The truth about cowboys
"I'm all about learning the place that the book's going to be set in. It was the same thing when I lived in Wyoming. I was intensely interested in the different areas of that state, its mountains, plains, animal life, migrations, all that sort of thing. It's all part of writing. It's all about history. You have to see everything you can.
"The West in general is homophobic and Wyoming spectacularly so. Over the years, I've had a lot of gay friends and I had some gay friends in Wyoming too. I knew perfectly well that the general American belief about cowboys — that they spent their lives looking for lost calves, strumming on the guitar and dancing and being out in the high lonesome and yodeling — was a crock.
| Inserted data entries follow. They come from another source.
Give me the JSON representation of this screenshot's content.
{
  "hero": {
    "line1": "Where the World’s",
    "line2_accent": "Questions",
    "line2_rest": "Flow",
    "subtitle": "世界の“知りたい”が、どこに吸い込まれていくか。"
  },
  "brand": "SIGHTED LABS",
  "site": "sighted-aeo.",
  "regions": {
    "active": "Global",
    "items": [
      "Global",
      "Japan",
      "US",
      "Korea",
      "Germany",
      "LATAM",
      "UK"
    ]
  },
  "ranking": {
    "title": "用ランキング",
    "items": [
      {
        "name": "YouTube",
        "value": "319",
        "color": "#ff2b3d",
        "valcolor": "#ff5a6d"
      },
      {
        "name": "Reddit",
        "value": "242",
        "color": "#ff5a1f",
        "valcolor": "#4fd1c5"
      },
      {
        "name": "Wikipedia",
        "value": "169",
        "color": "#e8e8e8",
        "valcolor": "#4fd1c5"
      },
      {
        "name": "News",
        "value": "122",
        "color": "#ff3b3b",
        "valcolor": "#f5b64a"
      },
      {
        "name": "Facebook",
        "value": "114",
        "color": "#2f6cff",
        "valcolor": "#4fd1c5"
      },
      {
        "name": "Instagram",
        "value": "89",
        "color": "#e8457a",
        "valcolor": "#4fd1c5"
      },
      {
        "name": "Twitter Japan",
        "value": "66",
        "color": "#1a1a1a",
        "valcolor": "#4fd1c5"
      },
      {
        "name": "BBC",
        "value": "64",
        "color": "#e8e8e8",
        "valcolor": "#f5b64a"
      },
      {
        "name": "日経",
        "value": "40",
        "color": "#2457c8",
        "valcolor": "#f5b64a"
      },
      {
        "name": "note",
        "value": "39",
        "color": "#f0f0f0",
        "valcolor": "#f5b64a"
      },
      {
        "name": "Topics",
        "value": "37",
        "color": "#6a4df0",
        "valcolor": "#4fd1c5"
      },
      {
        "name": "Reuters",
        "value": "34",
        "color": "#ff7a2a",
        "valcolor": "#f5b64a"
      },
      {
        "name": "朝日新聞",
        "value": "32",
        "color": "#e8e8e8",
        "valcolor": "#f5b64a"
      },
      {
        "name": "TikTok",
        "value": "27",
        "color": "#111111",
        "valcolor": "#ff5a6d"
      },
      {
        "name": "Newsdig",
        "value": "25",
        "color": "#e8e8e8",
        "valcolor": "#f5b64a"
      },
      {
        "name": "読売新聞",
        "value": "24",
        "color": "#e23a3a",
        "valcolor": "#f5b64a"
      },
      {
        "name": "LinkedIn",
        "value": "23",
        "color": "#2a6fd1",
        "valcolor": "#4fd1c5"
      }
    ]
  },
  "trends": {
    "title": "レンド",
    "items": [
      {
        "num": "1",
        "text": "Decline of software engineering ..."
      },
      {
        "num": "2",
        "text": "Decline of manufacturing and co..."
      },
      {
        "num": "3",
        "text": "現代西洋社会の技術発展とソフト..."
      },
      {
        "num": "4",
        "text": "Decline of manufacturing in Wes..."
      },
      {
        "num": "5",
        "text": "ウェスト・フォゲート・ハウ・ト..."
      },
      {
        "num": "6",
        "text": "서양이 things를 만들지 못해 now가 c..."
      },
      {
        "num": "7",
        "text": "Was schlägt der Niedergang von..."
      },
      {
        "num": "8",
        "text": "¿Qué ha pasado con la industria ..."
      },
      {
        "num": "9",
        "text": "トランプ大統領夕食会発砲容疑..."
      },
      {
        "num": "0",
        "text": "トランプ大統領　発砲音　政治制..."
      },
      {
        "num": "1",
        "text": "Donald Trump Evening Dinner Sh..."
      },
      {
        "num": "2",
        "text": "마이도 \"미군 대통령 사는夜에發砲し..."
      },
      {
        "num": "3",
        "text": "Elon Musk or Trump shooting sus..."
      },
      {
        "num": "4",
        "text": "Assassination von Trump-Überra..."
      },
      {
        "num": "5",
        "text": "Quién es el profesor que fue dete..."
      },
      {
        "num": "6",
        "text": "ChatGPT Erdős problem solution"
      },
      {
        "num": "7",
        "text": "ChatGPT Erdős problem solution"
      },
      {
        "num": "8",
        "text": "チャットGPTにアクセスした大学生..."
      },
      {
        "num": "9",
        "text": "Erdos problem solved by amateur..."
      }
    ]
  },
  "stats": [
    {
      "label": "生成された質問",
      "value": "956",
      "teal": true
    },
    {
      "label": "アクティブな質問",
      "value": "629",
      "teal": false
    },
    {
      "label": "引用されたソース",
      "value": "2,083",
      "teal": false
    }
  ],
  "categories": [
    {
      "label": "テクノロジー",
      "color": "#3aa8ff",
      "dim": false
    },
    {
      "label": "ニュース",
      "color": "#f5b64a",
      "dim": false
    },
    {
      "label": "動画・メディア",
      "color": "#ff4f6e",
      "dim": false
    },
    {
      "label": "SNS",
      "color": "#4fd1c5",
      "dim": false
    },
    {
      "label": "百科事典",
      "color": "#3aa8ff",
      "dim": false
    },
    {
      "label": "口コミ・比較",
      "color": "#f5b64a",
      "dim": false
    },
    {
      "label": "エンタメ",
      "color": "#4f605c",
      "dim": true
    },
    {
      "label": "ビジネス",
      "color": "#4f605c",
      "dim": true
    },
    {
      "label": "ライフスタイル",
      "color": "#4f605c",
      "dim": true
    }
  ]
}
"With Brokeback Mountain, I particularly wanted to write a story about gay cowboys because America believed there was no such thing. Cowboys were pure and represented American manhood in all its gorgeous simplicity — it was the 'right' way to be. I knew some mean cowboys, I knew some greasy ones, I knew some crooked ones and I knew some really great guys. But I didn't know any who were openly gay. Not one. I knew there were some who were gay but it wasn't openly."
Space and identity
"I think that where you live dictates who you are, what you do, who you marry, your work, what you eat, how you die, what happens to you afterwards. It's all place.
"I've become an aficionado on books about place — everything from sailing ships and trips, Chinese trade routes to village life in far flung spots, to Maori life in New Zealand. It's what I do and I do it with the greatest joy and pleasure."
Annie Proulx's comments have been edited for length and clarity.